1945–1968 Immediately following World War II, a number of homosexual rights groups came into being or were revived across the Western world, in Britain, France, Germany, Holland, the Scandinavian countries and the United States. These groups usually preferred the term homophile to "homosexual", emphasizing love over sex. The homophile movement began in the late 1940s with groups in the Netherlands and Denmark, and continued throughout the 1950s and 1960s with groups in Sweden, Norway, the United States, France, Britain and elsewhere.
With the era of Stalin, however, Russia reverted all these progressive measures – re-criminalising homosexuality and imprisoning gay men and banning abortion. In the United States, several secret or semi-secret groups were formed explicitly to advance the rights of homosexuals as early as the turn of the 20th century, but little is known about them. A better documented group is Henry Gerber's The Society for Human Rights formed in Chicago in 1924, which was quickly suppressed. S. lesbian publication 'The Ladder' from October 1957.
Many women of the Gay Liberation movement felt frustrated at the domination of the movement by men and formed separate organisations; some who felt gender differences between men and women could not be resolved developed "lesbian separatism", influenced by writings such as Jill Johnston's 1973 book Lesbian Nation.
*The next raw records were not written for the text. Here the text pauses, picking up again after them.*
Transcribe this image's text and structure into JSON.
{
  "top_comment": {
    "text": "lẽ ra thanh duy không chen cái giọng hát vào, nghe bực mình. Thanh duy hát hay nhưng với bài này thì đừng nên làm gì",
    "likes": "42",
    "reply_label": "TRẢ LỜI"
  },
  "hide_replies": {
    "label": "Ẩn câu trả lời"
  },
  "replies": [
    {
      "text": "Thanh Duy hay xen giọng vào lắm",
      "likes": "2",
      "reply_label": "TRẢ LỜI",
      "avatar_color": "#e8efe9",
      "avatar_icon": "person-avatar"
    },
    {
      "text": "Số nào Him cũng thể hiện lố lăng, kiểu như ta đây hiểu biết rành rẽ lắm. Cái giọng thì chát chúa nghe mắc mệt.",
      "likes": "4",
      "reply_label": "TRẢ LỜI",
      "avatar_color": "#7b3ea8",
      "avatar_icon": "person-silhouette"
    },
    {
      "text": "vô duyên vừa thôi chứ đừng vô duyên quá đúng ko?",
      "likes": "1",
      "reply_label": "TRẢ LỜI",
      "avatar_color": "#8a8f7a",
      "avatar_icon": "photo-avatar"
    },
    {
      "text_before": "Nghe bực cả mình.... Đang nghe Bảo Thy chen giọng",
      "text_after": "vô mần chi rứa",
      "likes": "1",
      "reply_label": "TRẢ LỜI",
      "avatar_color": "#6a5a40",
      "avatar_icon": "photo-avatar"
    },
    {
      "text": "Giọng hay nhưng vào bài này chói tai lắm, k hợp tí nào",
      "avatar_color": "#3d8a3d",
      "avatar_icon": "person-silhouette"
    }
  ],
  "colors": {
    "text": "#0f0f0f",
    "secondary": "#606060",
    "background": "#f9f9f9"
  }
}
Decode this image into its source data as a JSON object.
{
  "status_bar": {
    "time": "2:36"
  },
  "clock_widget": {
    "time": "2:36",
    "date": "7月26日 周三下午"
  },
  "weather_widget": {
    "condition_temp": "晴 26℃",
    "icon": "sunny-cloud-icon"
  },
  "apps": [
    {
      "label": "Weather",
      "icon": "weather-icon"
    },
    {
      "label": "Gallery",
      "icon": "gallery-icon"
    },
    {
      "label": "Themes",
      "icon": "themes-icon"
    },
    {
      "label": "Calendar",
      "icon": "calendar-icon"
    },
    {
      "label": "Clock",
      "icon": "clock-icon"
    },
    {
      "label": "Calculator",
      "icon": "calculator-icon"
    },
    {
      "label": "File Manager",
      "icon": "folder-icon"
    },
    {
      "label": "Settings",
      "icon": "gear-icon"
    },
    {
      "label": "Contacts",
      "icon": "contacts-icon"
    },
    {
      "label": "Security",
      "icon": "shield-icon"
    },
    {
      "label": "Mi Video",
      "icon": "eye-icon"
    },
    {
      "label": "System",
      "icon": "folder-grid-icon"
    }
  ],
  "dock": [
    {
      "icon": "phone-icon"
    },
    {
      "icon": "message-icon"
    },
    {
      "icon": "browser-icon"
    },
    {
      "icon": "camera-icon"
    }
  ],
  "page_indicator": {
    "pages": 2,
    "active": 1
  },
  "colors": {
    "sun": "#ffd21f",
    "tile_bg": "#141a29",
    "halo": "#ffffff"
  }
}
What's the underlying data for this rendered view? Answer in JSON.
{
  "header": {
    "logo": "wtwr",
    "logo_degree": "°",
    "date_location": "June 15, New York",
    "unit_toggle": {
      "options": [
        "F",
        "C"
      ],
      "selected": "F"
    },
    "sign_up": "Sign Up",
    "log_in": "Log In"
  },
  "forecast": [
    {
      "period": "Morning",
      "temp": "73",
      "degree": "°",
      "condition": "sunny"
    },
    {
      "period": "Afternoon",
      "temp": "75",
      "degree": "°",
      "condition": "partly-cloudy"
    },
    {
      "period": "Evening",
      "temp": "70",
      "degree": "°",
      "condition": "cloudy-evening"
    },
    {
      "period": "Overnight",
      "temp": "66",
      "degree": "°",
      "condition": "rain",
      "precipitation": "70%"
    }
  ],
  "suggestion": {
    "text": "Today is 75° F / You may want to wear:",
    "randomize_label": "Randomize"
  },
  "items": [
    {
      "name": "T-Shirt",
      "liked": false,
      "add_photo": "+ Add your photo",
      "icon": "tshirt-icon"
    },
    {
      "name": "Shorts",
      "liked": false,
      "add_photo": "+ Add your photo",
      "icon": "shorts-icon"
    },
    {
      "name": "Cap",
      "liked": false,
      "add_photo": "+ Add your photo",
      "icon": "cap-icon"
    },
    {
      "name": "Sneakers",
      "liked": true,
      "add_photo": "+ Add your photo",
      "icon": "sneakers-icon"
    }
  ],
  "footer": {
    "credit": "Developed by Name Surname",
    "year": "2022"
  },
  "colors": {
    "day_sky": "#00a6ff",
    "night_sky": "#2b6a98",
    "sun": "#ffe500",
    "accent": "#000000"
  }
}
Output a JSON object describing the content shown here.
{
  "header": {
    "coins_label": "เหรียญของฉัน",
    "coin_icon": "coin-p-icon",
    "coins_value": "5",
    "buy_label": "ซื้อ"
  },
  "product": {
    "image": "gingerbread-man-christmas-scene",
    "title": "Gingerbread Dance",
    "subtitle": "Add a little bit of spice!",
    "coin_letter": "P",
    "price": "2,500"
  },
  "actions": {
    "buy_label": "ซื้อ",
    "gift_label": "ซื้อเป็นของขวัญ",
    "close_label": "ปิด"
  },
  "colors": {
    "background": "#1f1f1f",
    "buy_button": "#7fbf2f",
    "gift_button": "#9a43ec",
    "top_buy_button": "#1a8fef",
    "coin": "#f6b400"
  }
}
Disagreements between different political philosophies were, at times, extremely heated, and became known as the lesbian sex wars, clashing in particular over views on sadomasochism, prostitution and transsexuality.